Date of Award
Master of Arts (MA)
Special Education and Communication Disorders
Much of the research on age-related differences in the ability to inhibit irrelevant information in a given task has been on the study of younger and older adults. Only a minimal amount of research has focused on the developmental differences in children and young adults. Accordingly, the purpose of this paper is to examine whether age-related differences exist between children and young adults in processes consistent with inhibition.
Third-, sixth-grade children, and college undergraduates listened to twenty-four garden path passages containing either expected or unexpected, but acceptable, conclusions. The twenty-four passages were divided into four subsets, with each subset containing six passages. Each of the six passages within a given subset consisted of a judgment task that contained either ten or fourteen words, as appropriate for a mid-point or an end-point testing of a passage. Participants were instructed to decide (yes or no) whether each test word was consistent with his or her understanding of the passage. Finally, each subset of six passages ended with the testing of the inference questions that corresponded to passages contained in that subset.
Analyses revealed both groups of children to be less efficient than college students in the use of those attentional processes consistent with the inhibitory processes of selective attention that restrict access to and limit the maintenance of task-irrelevant information in working memory. Although children and adults showed equally strong tendencies to accept a target inference at the middle-test and end-test position, both groups of children were more likely than young adults to accept a competing, alternate interpretation of unexpected passages.

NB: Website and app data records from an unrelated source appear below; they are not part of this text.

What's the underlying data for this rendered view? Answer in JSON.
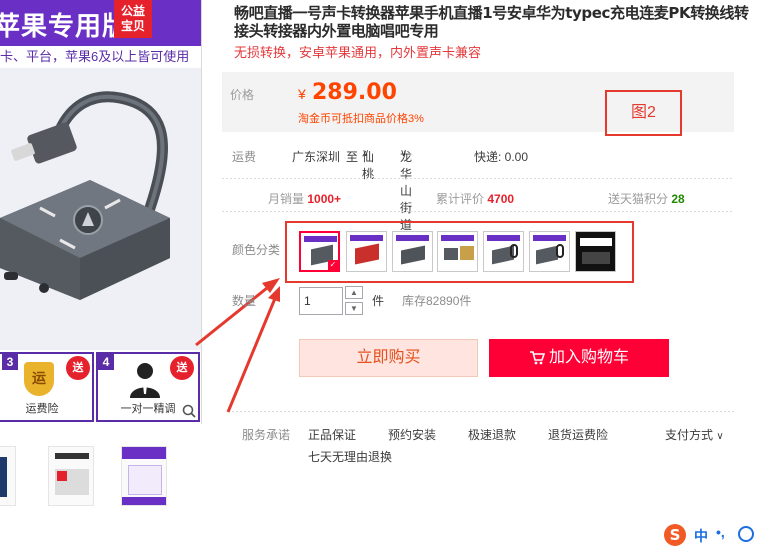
{
  "hero": {
    "title": "苹果专用版",
    "badge_line1": "公益",
    "badge_line2": "宝贝",
    "subtitle": "卡、平台，苹果6及以上皆可使用",
    "tile3_num": "3",
    "tile3_icon_text": "运",
    "tile3_send": "送",
    "tile3_label": "运费险",
    "tile4_num": "4",
    "tile4_send": "送",
    "tile4_label": "一对一精调"
  },
  "product": {
    "title": "畅吧直播一号声卡转换器苹果手机直播1号安卓华为typec充电连麦PK转换线转接头转接器内外置电脑唱吧专用",
    "subtitle": "无损转换，安卓苹果通用，内外置声卡兼容"
  },
  "price": {
    "label": "价格",
    "currency": "¥",
    "value": "289.00",
    "note": "淘金币可抵扣商品价格3%"
  },
  "annotation": {
    "figure_label": "图2"
  },
  "shipping": {
    "label": "运费",
    "from": "广东深圳",
    "to_word": "至",
    "city": "仙桃",
    "district": "龙华山街道",
    "express": "快递: 0.00"
  },
  "stats": {
    "monthly_sales_label": "月销量",
    "monthly_sales_value": "1000+",
    "reviews_label": "累计评价",
    "reviews_value": "4700",
    "points_label": "送天猫积分",
    "points_value": "28"
  },
  "sku": {
    "color_label": "颜色分类",
    "swatch_count": 7,
    "selected_index": 0
  },
  "quantity": {
    "label": "数量",
    "value": "1",
    "unit": "件",
    "stock": "库存82890件"
  },
  "actions": {
    "buy_now": "立即购买",
    "add_to_cart": "加入购物车"
  },
  "services": {
    "label": "服务承诺",
    "items": [
      "正品保证",
      "预约安装",
      "极速退款",
      "退货运费险",
      "七天无理由退换"
    ],
    "payment": "支付方式"
  },
  "ime": {
    "logo": "S",
    "mode": "中",
    "punct": "•,"
  },
  "colors": {
    "accent": "#ff0036",
    "price": "#ff4400",
    "annotation": "#e5392e",
    "banner": "#6a2fc4"
  }
}
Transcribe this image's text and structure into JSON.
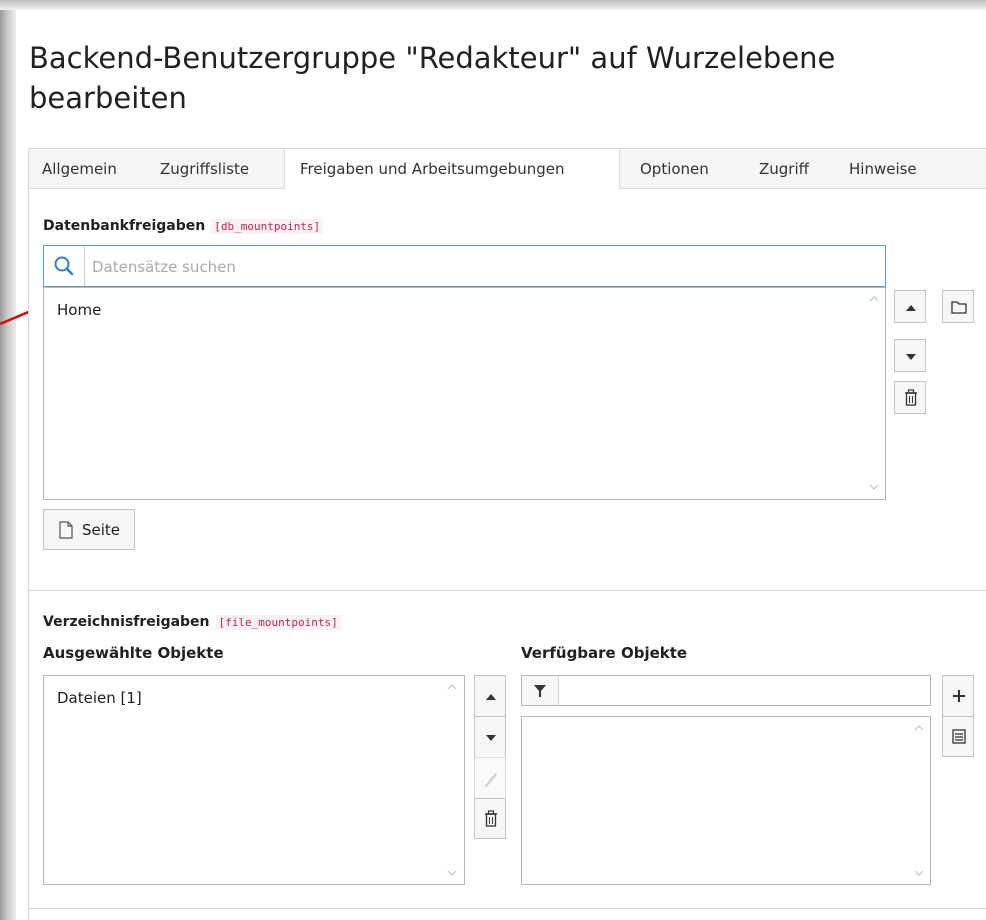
{
  "page": {
    "title_line1": "Backend-Benutzergruppe \"Redakteur\" auf Wurzelebene",
    "title_line2": "bearbeiten"
  },
  "tabs": [
    {
      "label": "Allgemein",
      "active": false
    },
    {
      "label": "Zugriffsliste",
      "active": false
    },
    {
      "label": "Freigaben und Arbeitsumgebungen",
      "active": true
    },
    {
      "label": "Optionen",
      "active": false
    },
    {
      "label": "Zugriff",
      "active": false
    },
    {
      "label": "Hinweise",
      "active": false
    }
  ],
  "db_mounts": {
    "label": "Datenbankfreigaben",
    "field_name": "[db_mountpoints]",
    "search_placeholder": "Datensätze suchen",
    "selected_items": [
      "Home"
    ],
    "add_page_button_label": "Seite",
    "icons": {
      "search": "search-icon",
      "move_up": "caret-up-icon",
      "move_down": "caret-down-icon",
      "delete": "trash-icon",
      "browse": "folder-icon",
      "page": "page-icon"
    }
  },
  "file_mounts": {
    "label": "Verzeichnisfreigaben",
    "field_name": "[file_mountpoints]",
    "selected_header": "Ausgewählte Objekte",
    "available_header": "Verfügbare Objekte",
    "selected_items": [
      "Dateien [1]"
    ],
    "available_items": [],
    "filter_value": "",
    "icons": {
      "move_up": "caret-up-icon",
      "move_down": "caret-down-icon",
      "edit": "pencil-icon",
      "delete": "trash-icon",
      "filter": "filter-icon",
      "add": "plus-icon",
      "list": "list-icon"
    }
  },
  "colors": {
    "accent_border": "#5f9fd3",
    "search_icon": "#2f7fc1",
    "field_name_text": "#c7254e",
    "annotation_arrow": "#e00000"
  }
}
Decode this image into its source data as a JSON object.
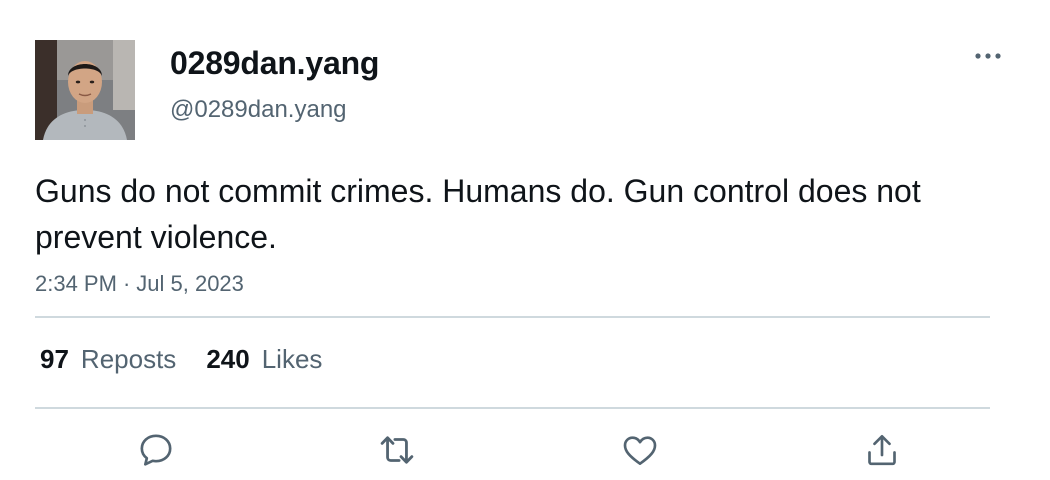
{
  "author": {
    "display_name": "0289dan.yang",
    "handle": "@0289dan.yang"
  },
  "tweet": {
    "text": "Guns do not commit crimes. Humans do. Gun control does not prevent violence.",
    "time": "2:34 PM",
    "separator": "·",
    "date": "Jul 5, 2023"
  },
  "stats": {
    "reposts_count": "97",
    "reposts_label": "Reposts",
    "likes_count": "240",
    "likes_label": "Likes"
  },
  "actions": {
    "reply_icon": "speech-bubble-icon",
    "repost_icon": "repost-arrows-icon",
    "like_icon": "heart-icon",
    "share_icon": "share-upload-icon"
  },
  "colors": {
    "text_primary": "#0f1419",
    "text_secondary": "#536471",
    "divider": "#cfd9de",
    "icon": "#536471"
  }
}
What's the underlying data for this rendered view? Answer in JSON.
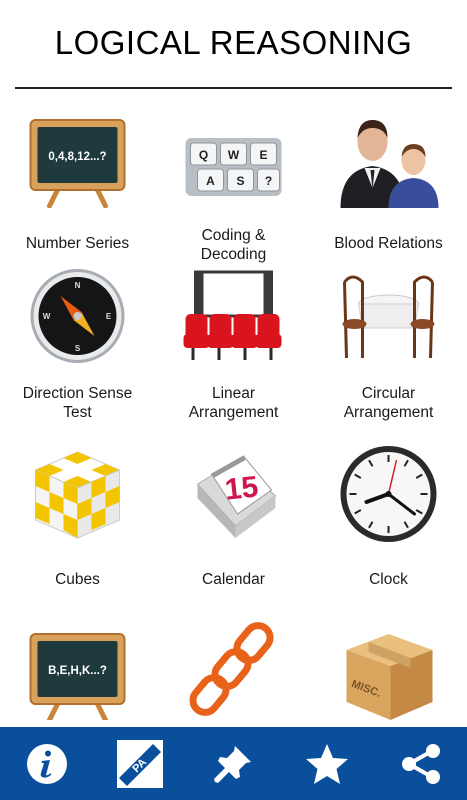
{
  "header": {
    "title": "LOGICAL REASONING"
  },
  "topics": [
    {
      "label": "Number Series",
      "icon": "chalkboard-number-series-icon",
      "board_text": "0,4,8,12...?"
    },
    {
      "label": "Coding &\nDecoding",
      "icon": "keyboard-keys-icon",
      "keys": [
        "Q",
        "W",
        "E",
        "A",
        "S",
        "?"
      ]
    },
    {
      "label": "Blood Relations",
      "icon": "family-people-icon"
    },
    {
      "label": "Direction Sense\nTest",
      "icon": "compass-icon",
      "compass": [
        "N",
        "E",
        "S",
        "W"
      ]
    },
    {
      "label": "Linear\nArrangement",
      "icon": "theater-seats-icon"
    },
    {
      "label": "Circular\nArrangement",
      "icon": "round-table-chairs-icon"
    },
    {
      "label": "Cubes",
      "icon": "checkered-cube-icon"
    },
    {
      "label": "Calendar",
      "icon": "desk-calendar-icon",
      "calendar_day": "15"
    },
    {
      "label": "Clock",
      "icon": "wall-clock-icon"
    },
    {
      "label": "",
      "icon": "chalkboard-letter-series-icon",
      "board_text": "B,E,H,K...?"
    },
    {
      "label": "",
      "icon": "chain-links-icon"
    },
    {
      "label": "",
      "icon": "cardboard-box-icon",
      "box_text": "MISC."
    }
  ],
  "tabbar": {
    "background": "#0a4f9c",
    "tabs": [
      {
        "name": "info",
        "icon": "info-icon"
      },
      {
        "name": "practice-aptitude",
        "icon": "pa-app-logo-icon",
        "badge_text": "PA"
      },
      {
        "name": "pin",
        "icon": "pin-icon"
      },
      {
        "name": "favorites",
        "icon": "star-icon"
      },
      {
        "name": "share",
        "icon": "share-icon"
      }
    ]
  }
}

The data reviewed here suggests developmental differences between children and young adults exist in the use of those processes required of inhibition that control the contents of working memory.
Katz, Gerilyn A., "The availability of inferences in children and young adults" (1997). Student Work. 68.
A thesis submitted to the Department of Special Education and Communication Disorders and the Faculty of the Graduate College University of Nebraska In partial fulfillment of the requirements for the degree Master of Arts University of Nebraska at Omaha